(Items listed in a dataset):
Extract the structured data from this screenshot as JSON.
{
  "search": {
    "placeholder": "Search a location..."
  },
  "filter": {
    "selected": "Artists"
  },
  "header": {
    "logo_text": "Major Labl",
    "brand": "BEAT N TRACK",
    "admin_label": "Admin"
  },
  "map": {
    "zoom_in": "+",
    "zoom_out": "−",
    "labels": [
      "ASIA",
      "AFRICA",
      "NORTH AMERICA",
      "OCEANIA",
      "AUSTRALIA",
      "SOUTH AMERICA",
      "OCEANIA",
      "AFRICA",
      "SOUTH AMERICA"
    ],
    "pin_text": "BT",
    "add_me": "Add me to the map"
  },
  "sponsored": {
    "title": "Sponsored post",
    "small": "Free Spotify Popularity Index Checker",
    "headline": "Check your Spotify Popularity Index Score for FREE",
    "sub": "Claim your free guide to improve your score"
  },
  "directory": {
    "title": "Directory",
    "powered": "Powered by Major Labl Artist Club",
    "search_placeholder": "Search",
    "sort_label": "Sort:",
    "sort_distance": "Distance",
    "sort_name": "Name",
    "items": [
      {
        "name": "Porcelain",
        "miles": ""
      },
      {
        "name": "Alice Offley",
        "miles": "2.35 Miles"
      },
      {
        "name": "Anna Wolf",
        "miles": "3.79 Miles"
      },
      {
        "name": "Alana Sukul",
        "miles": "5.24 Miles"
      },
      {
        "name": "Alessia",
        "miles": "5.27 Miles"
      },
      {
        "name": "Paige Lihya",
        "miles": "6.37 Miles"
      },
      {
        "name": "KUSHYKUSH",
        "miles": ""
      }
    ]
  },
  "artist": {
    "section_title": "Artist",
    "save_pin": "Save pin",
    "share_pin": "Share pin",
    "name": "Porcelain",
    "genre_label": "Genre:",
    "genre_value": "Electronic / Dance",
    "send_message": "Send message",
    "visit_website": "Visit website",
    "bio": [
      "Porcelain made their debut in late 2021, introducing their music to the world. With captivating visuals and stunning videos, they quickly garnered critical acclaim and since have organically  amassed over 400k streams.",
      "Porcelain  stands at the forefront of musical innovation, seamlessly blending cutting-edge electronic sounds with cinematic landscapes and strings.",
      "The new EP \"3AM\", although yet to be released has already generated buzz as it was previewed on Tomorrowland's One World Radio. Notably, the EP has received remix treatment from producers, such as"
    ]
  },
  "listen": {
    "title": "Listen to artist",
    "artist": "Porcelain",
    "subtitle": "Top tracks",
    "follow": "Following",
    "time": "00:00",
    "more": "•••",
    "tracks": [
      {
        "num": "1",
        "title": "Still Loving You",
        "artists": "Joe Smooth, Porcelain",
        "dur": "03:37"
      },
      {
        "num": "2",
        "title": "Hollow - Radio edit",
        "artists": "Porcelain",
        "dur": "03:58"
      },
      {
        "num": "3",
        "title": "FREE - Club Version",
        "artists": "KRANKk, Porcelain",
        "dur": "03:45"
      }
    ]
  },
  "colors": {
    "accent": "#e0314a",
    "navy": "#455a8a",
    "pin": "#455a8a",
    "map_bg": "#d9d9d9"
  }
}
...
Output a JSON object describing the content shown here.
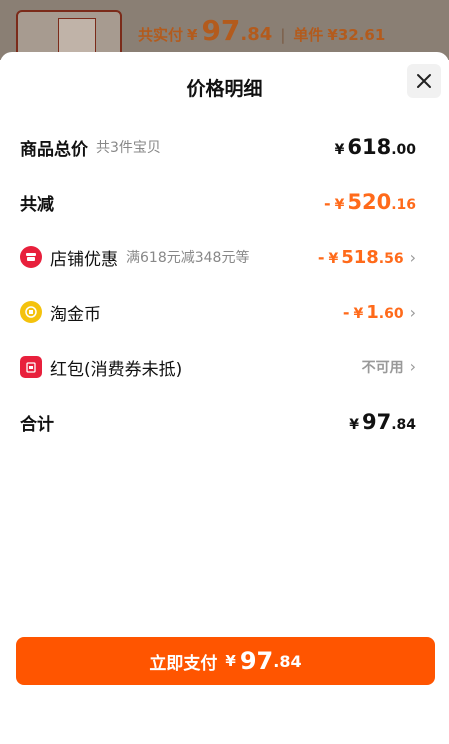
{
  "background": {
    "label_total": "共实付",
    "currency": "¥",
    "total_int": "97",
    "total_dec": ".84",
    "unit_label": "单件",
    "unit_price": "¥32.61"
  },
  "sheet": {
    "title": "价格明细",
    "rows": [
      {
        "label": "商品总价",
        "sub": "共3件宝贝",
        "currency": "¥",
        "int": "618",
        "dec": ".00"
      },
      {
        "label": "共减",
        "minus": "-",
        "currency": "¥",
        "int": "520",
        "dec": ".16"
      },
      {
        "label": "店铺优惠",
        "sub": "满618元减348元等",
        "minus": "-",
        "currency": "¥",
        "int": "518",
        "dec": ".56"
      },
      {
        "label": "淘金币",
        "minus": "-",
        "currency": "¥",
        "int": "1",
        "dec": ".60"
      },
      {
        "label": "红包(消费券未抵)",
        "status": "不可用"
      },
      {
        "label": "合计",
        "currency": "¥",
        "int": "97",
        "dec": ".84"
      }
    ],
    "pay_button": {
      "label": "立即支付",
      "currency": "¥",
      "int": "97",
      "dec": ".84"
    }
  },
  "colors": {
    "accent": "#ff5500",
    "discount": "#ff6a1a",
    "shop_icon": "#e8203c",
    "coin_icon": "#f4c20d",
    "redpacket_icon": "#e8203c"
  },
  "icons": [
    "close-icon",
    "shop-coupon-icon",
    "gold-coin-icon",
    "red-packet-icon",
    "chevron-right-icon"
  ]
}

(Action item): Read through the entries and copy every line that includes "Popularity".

(Written solution):
    "small": "Free Spotify Popularity Index Checker",
    "headline": "Check your Spotify Popularity Index Score for FREE",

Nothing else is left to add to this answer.